      1 Grudem, Wayne A. (1994). Systematic theology: an introduction to biblical doctrine. Leicester: Inter-Varsity Press. p. 90. ISBN 978-0-85110-652-6. OCLC 29952151.


  6. The passage is certainly authentic from a theological point of view, because it accords exactly with Jesus’ view of the law, namely, that the law was to be fulfilled in Him, and that “love is the fulfilment of the law” (Matthew 22:37-40). The Lord was careful not to undermine the prescribed punishment as laid down in the Torah, but went beyond it to enquire as to the real purpose of the law. (There is nothing in the passage to suggest that if the crowd had gone ahead and stoned the woman, that Jesus would have tried to intervene to prevent that). This is totally in keeping with the idea that the law would be written on people’s hearts under the New Covenant. Of course, forgiveness is consistent with the teaching of the gospel, as if anyone could doubt that! The idea that this is a fabricated story is very difficult to swallow, given the unusual and unpredictable comment Jesus made that caused such moral conviction in the crowd. In no way is this event undermining morality, but rather hypocrisy – another prominent theme in the teaching of Jesus. Furthermore, the Bible makes clear that there were many works which Jesus did which are not recorded – and could not be recorded (John 21:25). This suggests that many accounts could have existed “on the fringes” of the canon of Scripture, and therefore it is highly plausible that one, two or a few of these accounts could find their way into some manuscripts.

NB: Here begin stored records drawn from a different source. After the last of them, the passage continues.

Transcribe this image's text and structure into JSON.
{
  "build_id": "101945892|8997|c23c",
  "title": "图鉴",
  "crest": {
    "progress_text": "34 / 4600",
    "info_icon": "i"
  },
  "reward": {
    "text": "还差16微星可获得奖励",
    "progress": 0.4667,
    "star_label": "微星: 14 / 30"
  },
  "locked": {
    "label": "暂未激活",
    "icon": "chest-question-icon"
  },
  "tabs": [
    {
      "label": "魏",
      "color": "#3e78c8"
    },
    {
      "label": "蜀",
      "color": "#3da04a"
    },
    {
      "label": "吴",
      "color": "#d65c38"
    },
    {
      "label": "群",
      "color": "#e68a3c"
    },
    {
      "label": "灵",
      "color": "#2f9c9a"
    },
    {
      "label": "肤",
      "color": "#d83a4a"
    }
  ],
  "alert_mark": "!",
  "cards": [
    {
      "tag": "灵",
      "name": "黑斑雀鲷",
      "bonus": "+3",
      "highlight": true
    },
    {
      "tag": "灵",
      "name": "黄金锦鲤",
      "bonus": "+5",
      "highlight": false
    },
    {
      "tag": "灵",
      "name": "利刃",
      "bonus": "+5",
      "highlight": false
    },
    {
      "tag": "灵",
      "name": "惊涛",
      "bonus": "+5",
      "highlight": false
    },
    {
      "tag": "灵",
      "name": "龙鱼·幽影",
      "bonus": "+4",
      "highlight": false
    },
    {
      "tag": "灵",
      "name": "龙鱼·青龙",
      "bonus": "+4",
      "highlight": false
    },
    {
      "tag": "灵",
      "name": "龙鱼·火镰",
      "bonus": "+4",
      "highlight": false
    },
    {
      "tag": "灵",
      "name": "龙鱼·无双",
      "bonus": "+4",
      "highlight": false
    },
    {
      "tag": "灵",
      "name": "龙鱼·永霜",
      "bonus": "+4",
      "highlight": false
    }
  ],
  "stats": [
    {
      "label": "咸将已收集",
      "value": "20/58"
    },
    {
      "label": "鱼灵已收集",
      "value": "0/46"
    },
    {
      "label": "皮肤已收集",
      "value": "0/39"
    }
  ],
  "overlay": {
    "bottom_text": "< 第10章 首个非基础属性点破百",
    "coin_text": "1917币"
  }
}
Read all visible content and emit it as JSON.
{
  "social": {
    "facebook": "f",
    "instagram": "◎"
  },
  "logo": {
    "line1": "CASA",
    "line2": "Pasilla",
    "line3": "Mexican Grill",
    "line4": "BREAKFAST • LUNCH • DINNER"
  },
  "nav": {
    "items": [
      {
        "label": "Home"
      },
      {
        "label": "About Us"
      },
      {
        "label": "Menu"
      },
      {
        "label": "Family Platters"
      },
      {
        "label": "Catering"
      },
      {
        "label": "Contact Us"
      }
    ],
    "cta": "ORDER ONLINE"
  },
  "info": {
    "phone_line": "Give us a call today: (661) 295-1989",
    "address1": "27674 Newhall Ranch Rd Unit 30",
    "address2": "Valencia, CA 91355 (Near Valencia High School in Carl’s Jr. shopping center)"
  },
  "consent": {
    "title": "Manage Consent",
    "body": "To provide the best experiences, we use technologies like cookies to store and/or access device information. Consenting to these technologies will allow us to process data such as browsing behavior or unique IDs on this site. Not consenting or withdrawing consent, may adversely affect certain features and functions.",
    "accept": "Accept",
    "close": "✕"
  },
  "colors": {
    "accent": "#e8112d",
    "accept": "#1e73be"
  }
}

Leave a Reply

Fill in your details below or click an icon to log in: Logo

You are commenting using your account. Log Out /  Change )

Google photo

You are commenting using your Google account. Log Out /  Change )

Twitter picture

You are commenting using your Twitter account. Log Out /  Change )

Facebook photo

You are commenting using your Facebook account. Log Out /  Change )

Connecting to %s